**Saved entries:**
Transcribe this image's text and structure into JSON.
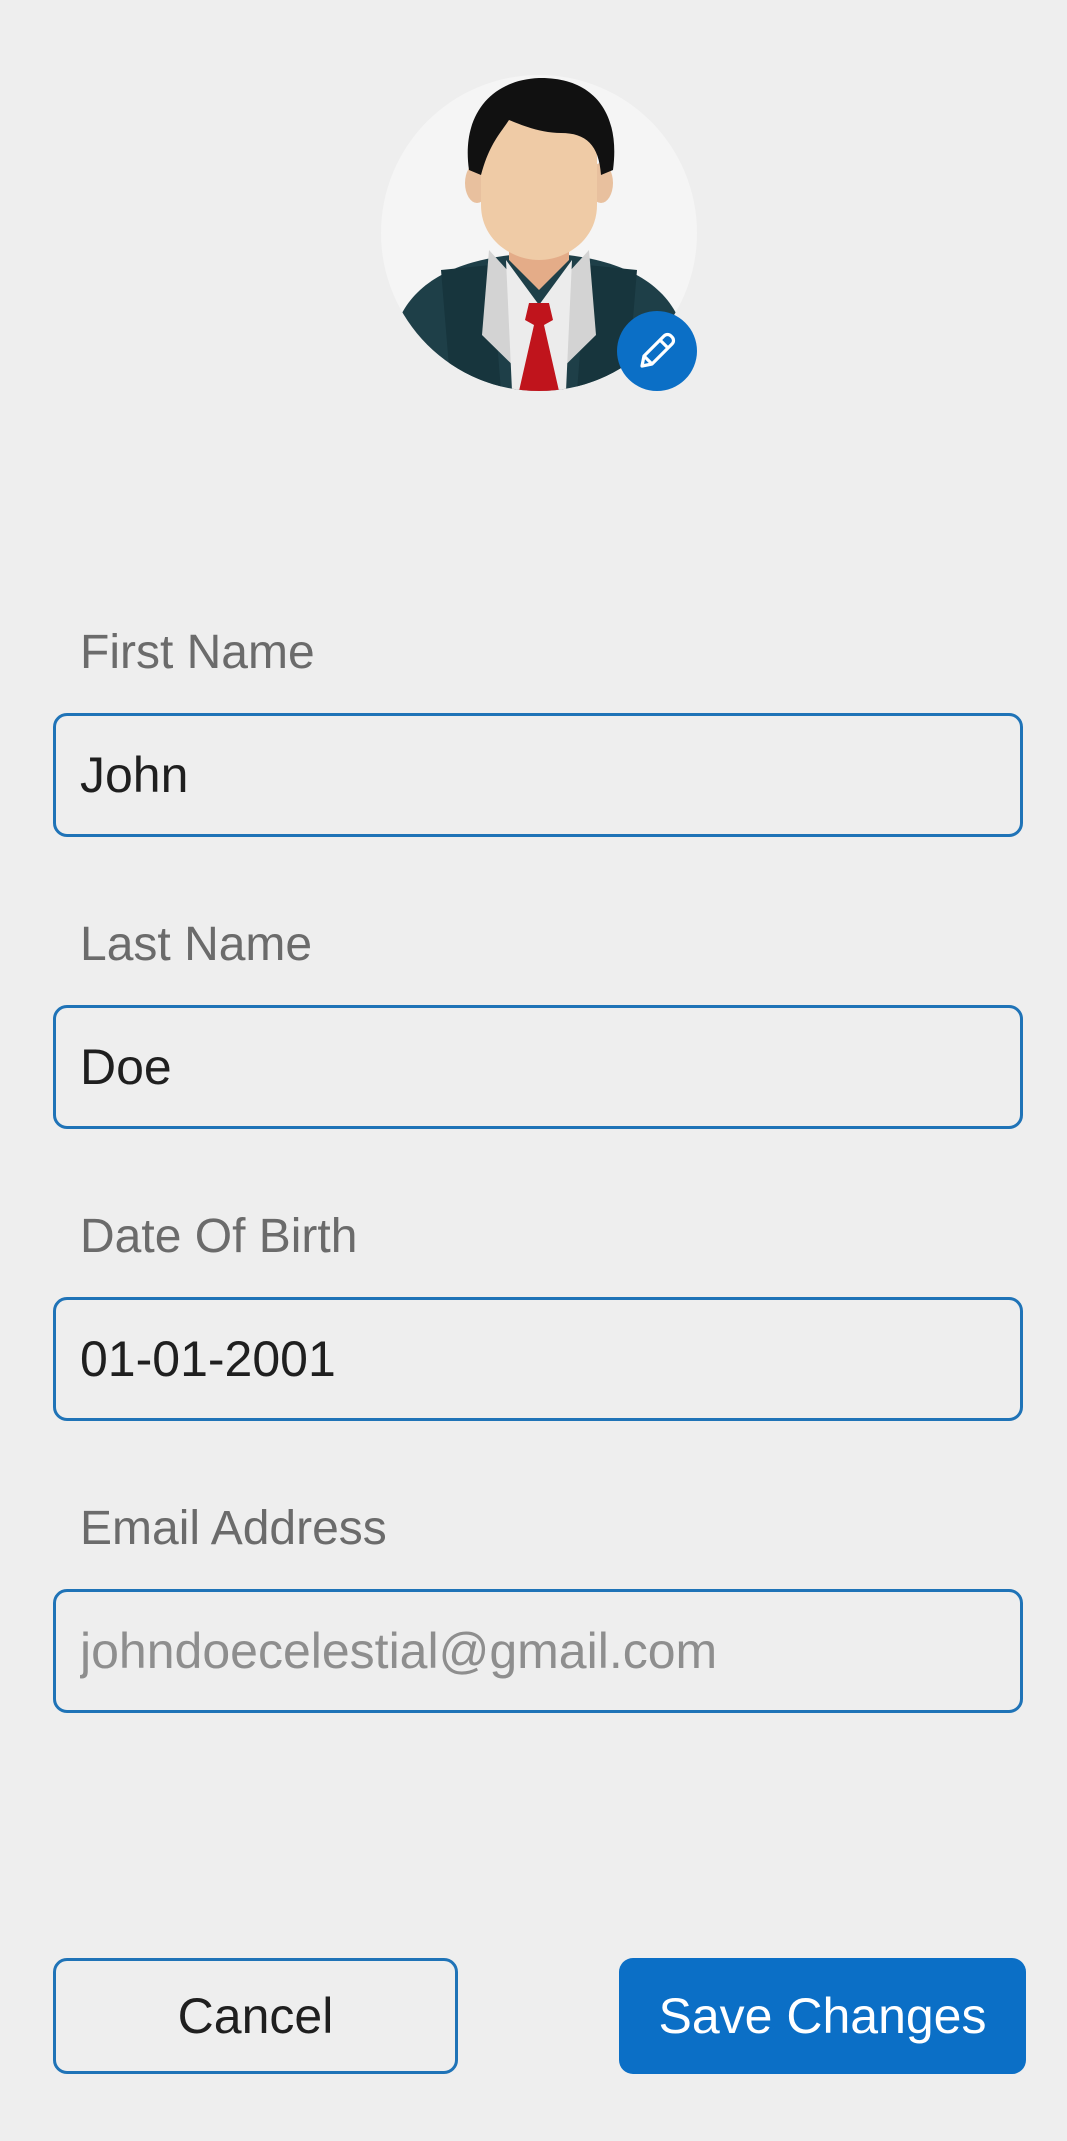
{
  "profile": {
    "avatar_icon": "user-avatar-businessman",
    "edit_icon": "pencil-icon"
  },
  "form": {
    "first_name": {
      "label": "First Name",
      "value": "John"
    },
    "last_name": {
      "label": "Last Name",
      "value": "Doe"
    },
    "dob": {
      "label": "Date Of Birth",
      "value": "01-01-2001"
    },
    "email": {
      "label": "Email Address",
      "placeholder": "johndoecelestial@gmail.com"
    }
  },
  "actions": {
    "cancel_label": "Cancel",
    "save_label": "Save Changes"
  },
  "colors": {
    "accent": "#0b6fc6",
    "border": "#1f73b7",
    "background": "#eeeeee"
  }
}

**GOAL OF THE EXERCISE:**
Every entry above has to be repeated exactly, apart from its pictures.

**SOLUTION FOR THIS TASK:**
Transcribe this image's text and structure into JSON.
{
  "profile": {
    "avatar_icon": "user-avatar-businessman",
    "edit_icon": "pencil-icon"
  },
  "form": {
    "first_name": {
      "label": "First Name",
      "value": "John"
    },
    "last_name": {
      "label": "Last Name",
      "value": "Doe"
    },
    "dob": {
      "label": "Date Of Birth",
      "value": "01-01-2001"
    },
    "email": {
      "label": "Email Address",
      "placeholder": "johndoecelestial@gmail.com"
    }
  },
  "actions": {
    "cancel_label": "Cancel",
    "save_label": "Save Changes"
  },
  "colors": {
    "accent": "#0b6fc6",
    "border": "#1f73b7",
    "background": "#eeeeee"
  }
}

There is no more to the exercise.